Start of Block

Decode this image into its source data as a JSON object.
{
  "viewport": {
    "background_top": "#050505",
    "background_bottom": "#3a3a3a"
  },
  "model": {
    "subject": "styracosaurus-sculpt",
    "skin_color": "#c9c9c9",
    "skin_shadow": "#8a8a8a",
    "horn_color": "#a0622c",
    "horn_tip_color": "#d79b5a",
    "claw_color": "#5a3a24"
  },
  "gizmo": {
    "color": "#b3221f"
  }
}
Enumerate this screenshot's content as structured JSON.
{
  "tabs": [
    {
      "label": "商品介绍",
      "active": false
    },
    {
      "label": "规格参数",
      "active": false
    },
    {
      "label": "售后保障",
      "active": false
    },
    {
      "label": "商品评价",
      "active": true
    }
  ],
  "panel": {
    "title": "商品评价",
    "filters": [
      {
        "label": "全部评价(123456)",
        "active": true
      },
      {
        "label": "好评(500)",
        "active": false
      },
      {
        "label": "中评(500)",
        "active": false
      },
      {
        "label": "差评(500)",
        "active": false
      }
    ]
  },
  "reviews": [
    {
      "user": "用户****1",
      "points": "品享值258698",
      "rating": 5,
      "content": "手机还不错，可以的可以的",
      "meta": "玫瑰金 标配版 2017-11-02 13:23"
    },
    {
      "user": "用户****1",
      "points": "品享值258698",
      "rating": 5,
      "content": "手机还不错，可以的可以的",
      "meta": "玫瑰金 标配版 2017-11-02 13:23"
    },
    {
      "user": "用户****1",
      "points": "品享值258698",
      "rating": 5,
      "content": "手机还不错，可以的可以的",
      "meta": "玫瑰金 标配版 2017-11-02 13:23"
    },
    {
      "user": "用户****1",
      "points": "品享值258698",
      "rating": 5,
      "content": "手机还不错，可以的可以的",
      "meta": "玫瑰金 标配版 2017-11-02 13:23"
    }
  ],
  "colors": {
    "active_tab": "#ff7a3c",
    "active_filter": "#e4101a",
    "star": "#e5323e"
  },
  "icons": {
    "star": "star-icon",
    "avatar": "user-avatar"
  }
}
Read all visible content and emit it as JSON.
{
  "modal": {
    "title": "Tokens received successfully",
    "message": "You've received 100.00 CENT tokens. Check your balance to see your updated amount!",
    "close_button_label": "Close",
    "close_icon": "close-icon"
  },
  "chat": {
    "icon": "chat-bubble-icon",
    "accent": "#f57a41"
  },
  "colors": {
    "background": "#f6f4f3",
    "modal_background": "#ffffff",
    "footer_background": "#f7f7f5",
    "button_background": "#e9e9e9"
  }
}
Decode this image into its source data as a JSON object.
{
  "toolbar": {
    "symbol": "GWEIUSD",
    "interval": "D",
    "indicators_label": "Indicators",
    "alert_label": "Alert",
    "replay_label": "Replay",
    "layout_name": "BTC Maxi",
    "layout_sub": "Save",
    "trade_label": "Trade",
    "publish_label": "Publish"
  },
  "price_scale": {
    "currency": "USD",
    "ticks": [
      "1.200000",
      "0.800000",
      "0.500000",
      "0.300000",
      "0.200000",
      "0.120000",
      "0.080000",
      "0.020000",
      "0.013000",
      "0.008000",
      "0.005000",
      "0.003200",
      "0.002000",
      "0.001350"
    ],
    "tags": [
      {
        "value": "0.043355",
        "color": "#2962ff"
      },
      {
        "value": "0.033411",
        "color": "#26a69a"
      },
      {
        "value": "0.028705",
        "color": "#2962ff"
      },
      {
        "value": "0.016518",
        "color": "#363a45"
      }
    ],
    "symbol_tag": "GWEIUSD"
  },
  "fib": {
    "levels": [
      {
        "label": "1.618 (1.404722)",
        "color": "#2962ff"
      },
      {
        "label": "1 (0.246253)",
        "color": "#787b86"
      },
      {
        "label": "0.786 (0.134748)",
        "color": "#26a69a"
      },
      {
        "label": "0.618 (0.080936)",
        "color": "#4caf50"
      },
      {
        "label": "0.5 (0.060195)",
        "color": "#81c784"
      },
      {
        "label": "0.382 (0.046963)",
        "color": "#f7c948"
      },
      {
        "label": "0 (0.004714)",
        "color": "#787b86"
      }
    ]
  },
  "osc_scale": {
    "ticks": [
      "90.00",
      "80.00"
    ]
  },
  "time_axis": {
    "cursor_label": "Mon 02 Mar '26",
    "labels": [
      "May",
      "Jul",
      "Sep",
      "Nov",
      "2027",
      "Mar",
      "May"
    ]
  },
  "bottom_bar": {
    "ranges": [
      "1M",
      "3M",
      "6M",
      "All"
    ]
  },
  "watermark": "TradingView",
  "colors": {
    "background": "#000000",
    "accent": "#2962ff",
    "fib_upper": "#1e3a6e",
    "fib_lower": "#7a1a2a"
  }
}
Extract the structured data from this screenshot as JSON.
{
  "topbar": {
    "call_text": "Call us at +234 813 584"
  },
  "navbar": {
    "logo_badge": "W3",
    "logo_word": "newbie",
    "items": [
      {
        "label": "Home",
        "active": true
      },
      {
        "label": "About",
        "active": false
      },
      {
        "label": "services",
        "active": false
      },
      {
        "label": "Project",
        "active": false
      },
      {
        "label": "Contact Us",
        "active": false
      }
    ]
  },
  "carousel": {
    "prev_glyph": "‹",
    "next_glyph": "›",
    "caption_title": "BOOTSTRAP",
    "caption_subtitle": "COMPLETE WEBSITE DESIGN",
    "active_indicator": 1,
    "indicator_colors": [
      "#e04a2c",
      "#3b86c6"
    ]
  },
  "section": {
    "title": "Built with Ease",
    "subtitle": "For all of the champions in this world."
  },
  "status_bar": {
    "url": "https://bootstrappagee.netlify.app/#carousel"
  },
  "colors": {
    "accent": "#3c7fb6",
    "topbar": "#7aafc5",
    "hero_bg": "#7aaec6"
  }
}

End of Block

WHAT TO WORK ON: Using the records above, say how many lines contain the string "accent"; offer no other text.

ANSWER TO THIS EXERCISE: 3